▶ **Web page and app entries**
####
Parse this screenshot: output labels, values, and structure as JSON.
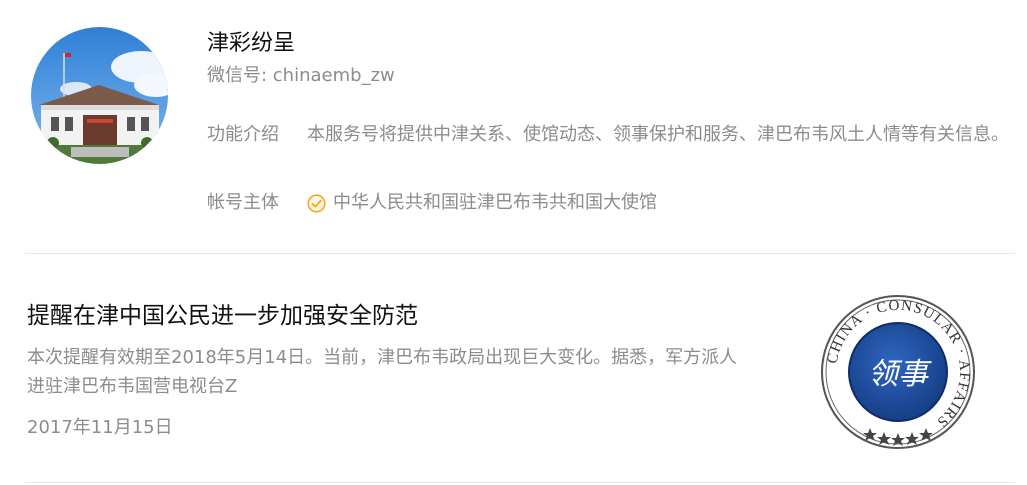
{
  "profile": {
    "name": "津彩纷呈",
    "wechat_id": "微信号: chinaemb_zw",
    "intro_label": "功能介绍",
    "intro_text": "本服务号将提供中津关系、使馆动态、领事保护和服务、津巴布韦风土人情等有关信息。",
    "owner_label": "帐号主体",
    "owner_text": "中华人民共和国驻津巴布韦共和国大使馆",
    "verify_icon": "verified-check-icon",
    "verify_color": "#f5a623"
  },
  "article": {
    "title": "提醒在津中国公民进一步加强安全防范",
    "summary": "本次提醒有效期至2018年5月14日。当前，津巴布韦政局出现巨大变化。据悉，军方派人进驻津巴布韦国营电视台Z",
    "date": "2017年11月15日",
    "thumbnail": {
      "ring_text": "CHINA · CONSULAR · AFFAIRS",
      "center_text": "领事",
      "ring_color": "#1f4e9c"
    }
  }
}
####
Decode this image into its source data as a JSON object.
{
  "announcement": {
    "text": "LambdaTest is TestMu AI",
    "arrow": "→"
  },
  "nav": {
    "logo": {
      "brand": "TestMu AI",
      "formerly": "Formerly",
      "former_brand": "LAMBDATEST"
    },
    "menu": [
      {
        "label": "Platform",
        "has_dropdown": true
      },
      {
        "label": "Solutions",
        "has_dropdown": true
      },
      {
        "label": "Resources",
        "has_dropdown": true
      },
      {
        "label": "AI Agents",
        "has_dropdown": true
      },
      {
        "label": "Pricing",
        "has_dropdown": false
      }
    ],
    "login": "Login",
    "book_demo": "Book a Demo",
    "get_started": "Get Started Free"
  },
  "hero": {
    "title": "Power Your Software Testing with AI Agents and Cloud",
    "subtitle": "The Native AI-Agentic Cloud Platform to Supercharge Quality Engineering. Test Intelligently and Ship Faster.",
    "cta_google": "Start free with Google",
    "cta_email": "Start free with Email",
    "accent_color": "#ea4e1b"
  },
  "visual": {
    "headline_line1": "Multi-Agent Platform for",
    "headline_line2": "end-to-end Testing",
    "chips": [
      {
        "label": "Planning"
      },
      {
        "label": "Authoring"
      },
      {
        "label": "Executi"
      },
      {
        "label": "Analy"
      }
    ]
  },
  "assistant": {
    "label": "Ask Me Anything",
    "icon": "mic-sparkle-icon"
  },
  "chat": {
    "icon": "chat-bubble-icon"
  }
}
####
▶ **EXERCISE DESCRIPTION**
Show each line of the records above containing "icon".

▶ **SOLVED PROBLEM**
    "verify_icon": "verified-check-icon",
    "icon": "mic-sparkle-icon"
    "icon": "chat-bubble-icon"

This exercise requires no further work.